Constant Head Permeability
Constant head permeability, abbreviated as \( k \), describe the ability of a porous material, such as soil or rock, to transmit fluids under constant hydraulic head conditions. It is a measure of the ease with which water can flow through a porous medium and is an important parameter in understanding groundwater flow and the design of various engineering and environmental systems.
In a constant head permeability tests, a sample of the porous material is placed in a permeameter, which is typically a column or cylinder with a known cross-sectional area. Water is allowed to flow through the sample, and the hydraulic head difference across the sample remains constant during the test. By measuring the flow rate of water through the sample and the hydraulic head difference, the constant head permeability can be calculated using Darcy's law, which relates flow rate, hydraulic head, and hydraulic conductivity.
Constant head permeability is an essential parameter for assessing the suitability of a material for various applications, such as groundwater modeling, contaminant transport analysis, and the design of drainage systems, seepage control measures, and geotechnical engineering projects.
Constant Head Permeability formula |
||
\( k \;=\; V_w\;l \;/\; A_c \; h \; t \) | ||
Symbol | English | Metric |
\( k \) = constant head permeability | \(ft^3\) | \(m^3\) |
\( A_c \) = area cross-section of sample | \(ft^2\) | \(m^2\) |
\( h \) = head causing flow | \(ft\) | \(m\) |
\( l \) = length of sample | \(ft\) | \(m\) |

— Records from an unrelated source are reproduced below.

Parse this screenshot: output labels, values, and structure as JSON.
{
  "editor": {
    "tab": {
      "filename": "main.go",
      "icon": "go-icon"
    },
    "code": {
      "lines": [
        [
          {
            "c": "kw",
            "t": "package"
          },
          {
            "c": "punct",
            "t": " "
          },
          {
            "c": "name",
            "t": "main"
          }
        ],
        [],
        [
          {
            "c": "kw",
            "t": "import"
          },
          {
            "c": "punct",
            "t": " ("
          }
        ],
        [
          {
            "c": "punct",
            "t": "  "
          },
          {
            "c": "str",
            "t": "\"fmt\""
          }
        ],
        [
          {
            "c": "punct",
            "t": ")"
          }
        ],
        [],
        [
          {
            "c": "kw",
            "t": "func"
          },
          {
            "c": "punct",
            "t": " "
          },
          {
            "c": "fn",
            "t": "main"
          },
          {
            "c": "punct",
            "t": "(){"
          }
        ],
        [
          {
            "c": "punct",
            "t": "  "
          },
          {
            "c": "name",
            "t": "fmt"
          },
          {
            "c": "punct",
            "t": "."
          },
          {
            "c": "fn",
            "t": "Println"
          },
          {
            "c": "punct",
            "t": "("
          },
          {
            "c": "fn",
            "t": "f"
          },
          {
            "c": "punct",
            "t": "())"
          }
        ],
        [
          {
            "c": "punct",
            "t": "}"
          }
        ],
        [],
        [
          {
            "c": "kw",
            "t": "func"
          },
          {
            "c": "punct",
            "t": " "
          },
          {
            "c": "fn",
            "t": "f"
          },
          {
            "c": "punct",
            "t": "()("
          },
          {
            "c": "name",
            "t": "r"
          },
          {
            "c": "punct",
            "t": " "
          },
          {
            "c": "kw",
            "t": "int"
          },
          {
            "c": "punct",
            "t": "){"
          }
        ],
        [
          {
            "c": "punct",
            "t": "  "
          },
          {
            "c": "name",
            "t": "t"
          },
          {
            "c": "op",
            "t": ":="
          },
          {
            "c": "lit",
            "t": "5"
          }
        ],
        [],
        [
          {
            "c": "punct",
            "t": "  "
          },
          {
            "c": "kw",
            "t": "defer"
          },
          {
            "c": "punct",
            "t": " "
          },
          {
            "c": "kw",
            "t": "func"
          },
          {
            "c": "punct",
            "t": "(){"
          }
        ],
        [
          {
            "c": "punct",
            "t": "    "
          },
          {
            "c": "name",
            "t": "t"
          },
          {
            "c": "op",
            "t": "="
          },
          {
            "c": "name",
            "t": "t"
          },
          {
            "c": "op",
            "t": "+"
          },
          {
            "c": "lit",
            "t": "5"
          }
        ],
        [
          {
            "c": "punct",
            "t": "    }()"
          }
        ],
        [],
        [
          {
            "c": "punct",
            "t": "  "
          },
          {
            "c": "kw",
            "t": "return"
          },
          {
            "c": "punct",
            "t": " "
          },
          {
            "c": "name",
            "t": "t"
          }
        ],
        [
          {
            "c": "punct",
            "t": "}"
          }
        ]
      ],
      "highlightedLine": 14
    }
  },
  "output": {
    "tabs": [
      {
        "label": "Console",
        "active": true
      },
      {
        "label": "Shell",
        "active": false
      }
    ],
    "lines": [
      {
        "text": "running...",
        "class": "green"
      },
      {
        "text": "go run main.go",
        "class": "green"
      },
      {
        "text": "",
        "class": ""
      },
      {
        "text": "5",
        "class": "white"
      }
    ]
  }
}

\( t \) = time duration for collection of water | \(\large{sec}\) | \(\large{s}\) |
\( V_w \) = volume of water collected | \(ft^3\) | \(m^3\) |
Tags: Soil Permeability